→ WHAT YOU NEED TO DO:
Your result should be the lines holding the word "list", copied from the entries below.

↓

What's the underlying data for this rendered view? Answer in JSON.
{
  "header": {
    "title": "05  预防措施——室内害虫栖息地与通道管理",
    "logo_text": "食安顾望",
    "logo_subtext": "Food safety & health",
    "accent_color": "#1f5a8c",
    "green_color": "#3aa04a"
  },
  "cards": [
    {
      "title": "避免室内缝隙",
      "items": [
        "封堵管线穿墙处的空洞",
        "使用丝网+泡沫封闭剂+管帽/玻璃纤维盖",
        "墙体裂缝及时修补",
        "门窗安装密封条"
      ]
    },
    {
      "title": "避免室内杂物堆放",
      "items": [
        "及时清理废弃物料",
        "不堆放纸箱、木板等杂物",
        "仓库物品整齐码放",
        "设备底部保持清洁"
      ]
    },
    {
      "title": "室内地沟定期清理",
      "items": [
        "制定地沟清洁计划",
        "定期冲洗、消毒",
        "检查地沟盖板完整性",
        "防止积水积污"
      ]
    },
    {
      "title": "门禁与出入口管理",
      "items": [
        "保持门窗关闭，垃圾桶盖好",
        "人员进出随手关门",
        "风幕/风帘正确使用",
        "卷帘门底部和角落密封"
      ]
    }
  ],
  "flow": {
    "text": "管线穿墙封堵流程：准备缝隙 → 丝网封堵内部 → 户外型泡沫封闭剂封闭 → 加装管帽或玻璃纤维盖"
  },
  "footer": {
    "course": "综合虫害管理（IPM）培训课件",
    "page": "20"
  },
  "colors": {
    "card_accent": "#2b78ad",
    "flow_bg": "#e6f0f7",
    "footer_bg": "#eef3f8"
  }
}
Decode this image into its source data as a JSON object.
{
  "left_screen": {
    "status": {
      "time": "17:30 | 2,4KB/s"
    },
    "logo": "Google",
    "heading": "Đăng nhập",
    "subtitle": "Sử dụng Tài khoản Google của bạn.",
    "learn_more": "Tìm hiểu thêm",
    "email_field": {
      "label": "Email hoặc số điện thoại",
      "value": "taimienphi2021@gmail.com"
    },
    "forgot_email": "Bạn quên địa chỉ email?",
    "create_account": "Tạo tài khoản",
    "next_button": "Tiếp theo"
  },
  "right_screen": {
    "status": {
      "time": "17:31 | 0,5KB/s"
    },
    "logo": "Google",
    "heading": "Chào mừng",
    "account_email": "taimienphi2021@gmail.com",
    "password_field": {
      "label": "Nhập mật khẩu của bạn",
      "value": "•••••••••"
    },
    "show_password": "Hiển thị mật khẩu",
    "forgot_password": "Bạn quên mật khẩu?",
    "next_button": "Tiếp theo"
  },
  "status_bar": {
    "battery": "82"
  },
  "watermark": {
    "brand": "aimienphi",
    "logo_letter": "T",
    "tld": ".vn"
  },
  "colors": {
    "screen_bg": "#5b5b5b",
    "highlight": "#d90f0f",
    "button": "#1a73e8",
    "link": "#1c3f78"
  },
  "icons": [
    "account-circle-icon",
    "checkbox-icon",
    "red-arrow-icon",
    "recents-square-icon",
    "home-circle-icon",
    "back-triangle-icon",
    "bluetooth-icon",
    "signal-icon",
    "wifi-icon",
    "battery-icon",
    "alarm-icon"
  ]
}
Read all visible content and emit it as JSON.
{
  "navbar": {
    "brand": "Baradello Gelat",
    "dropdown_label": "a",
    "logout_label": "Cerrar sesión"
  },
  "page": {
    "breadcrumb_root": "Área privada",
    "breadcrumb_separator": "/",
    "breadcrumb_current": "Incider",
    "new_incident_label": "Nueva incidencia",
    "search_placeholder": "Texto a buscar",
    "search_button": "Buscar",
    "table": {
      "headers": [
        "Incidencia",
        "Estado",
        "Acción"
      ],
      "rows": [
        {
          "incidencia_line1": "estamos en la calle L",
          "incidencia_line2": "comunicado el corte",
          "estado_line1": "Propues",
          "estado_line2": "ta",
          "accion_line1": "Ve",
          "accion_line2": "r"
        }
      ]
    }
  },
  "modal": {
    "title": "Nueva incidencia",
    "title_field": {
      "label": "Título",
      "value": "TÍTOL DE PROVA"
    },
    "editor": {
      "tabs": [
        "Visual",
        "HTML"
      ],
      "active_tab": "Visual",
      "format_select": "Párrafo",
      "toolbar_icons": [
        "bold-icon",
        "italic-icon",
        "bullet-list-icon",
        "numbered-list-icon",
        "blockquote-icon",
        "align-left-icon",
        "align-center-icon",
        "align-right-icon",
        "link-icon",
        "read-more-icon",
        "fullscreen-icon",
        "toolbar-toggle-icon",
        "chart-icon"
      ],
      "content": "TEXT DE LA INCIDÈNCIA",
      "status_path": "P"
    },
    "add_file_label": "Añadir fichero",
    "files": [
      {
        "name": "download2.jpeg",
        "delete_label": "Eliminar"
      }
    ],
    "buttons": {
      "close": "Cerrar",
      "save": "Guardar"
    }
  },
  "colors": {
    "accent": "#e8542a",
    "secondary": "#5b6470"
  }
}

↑

→ ANSWER FOR THIS EXERCISE:
        "bullet-list-icon",
        "numbered-list-icon",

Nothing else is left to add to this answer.